Power To The People

A moment to acknowledge the personal caring and effort of ordinary people, the courage and doggedness of first responders during the superstorm “Sandy” and a heartfelt sympathy for those who lost loved ones during the storm.  Mile long lines of cars waiting for gas brought back vivid and unpleasant memories of the 1970s when many of us who lived in NYC would get up at 4 AM just to wait in line for a few hours to buy gas so we could get to work.  Resilience and persistence are bred into many New Yawkers (that includes you guys and gals in Jersey, too).  The clean up and repair will test every ounce of both during the next year.  Some losses, of course, are not the kind that can be repaired, only endured with the support of family and friends.


The October employment figures released two days ago showed an increase of 171,000 jobs this past month, about 50,000 more than expected and a welcome relief to the Obama campaign.  Retail and restaurant jobs posted strong gains and health care jobs continued their strong growth. 

More people started looking for jobs, bringing the unemployment rate up a smidge to 7.9%. The year over year percent change in unemployment is relatively healthy, as shown on the 60 year chart below.

This past week came a series of positive reports.  Consumer spending rose .8% in September and home prices continue to improve, showing a .5% monthly gain in the Case Shiller index of 20 leading cities.  Both of these indicators have shown recent strength but the year-over-year gains for both consumer spending and home prices is a plodding 2%.

Consumer confidence has shown strong improvement the past four months and is expected to have about the same positive sentiment level as last month’s survey.
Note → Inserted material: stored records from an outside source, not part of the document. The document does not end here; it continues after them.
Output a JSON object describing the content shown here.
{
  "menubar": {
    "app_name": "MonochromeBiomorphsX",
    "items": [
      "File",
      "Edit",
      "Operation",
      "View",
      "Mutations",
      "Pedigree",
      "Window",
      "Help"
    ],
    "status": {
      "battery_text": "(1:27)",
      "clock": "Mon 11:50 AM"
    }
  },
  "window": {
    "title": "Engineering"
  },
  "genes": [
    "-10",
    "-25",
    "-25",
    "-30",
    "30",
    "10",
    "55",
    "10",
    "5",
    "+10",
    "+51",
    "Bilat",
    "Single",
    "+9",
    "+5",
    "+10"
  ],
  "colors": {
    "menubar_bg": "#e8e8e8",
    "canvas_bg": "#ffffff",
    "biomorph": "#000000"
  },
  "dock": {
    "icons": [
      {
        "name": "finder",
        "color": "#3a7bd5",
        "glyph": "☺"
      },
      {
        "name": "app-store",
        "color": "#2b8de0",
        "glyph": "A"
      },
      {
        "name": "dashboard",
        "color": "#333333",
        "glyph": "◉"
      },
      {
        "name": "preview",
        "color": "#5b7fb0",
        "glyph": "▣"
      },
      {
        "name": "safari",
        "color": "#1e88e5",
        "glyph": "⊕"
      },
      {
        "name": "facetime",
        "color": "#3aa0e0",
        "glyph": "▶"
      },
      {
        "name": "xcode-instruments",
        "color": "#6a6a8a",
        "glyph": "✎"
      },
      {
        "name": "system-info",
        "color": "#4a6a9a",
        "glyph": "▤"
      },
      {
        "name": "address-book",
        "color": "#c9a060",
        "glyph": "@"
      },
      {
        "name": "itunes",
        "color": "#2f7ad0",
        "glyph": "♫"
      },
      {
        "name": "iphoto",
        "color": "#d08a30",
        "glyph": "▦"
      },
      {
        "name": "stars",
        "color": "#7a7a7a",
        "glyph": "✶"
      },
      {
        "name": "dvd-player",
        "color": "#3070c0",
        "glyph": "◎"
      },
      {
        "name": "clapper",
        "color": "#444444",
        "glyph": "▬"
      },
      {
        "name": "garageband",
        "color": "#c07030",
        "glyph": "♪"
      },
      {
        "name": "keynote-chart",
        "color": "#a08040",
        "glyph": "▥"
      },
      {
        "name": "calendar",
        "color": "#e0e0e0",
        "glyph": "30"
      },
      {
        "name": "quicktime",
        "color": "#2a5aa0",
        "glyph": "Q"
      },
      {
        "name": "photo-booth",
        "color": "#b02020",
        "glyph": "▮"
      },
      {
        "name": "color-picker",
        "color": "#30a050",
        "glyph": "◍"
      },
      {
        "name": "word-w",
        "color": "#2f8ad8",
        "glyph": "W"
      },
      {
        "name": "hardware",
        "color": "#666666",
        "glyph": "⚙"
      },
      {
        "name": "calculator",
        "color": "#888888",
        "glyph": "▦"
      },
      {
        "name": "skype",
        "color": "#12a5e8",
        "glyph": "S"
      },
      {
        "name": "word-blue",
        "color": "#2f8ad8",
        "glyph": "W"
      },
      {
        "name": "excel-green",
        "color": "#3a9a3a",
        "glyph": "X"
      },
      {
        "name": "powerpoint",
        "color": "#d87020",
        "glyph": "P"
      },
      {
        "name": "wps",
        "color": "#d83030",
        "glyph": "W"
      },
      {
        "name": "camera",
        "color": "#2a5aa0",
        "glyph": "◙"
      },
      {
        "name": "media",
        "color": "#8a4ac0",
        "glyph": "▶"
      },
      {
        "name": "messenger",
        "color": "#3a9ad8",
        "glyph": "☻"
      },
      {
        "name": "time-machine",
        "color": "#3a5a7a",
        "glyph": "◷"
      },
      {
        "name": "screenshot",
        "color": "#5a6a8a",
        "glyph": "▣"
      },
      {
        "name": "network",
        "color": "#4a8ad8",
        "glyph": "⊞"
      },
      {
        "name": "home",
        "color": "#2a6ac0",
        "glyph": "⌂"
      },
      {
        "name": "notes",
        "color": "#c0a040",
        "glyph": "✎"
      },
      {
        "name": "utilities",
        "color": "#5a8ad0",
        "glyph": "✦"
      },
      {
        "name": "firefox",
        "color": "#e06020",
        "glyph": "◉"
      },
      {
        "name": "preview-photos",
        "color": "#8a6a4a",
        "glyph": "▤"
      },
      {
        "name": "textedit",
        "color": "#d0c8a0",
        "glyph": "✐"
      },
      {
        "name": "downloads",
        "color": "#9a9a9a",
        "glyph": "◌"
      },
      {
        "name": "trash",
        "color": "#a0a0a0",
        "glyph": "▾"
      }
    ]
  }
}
As I noted last week, the consumer has lately shown more confidence than the business community.  The Chicago manufacturing index dropped last month and is now at a stall speed.  Tomorrow the national manufacturing report will be released.  The manufacturing sector is certainly responding to the weakness in Europe and slowing growth in China and southeast Asia.

While the employment gains were welcome, there are too many negatives that continue to show.  We are barely keeping ahead of population growth.  Below is a chart showing an index of employment and population growth.  We are still down about 7% from the peak in late 2007, which was more of a bubble level of employment.  We could reasonably target mid-2004 levels.

The core work force of those aged 25 – 54 is showing a little upward movement over the past two years but is still anemic.

Most of the job gains are going to older workers above 55. “Get out of the way, pops!” may become the mantra of younger generations. 

The loss in production jobs leads to a continual increase in the proportion of management and professional jobs.

Hourly Earnings gains are flat out terrible, hitting an all time low.

There are still too many people working part time because they can’t find a full time job.

The number of discouraged workers is declining but is not healthy.

Retail sales, particularly auto sales, are an indication of rising consumer demand.

But after adjusting for population growth in the past decade, we have finally climbed back up to where we were 8 years ago.

To show the correlation between retail spending and employment, I’ve overlaid an index of one over the other.

As you can see, retail sales lead employment gains and losses.  I sincerely hope that retail sales will continue to improve and turn around the recent business pessimism.  My chief concern is the lack of competence and character in Congress on both sides of the aisle.  This coming election will do little to alleviate those concerns.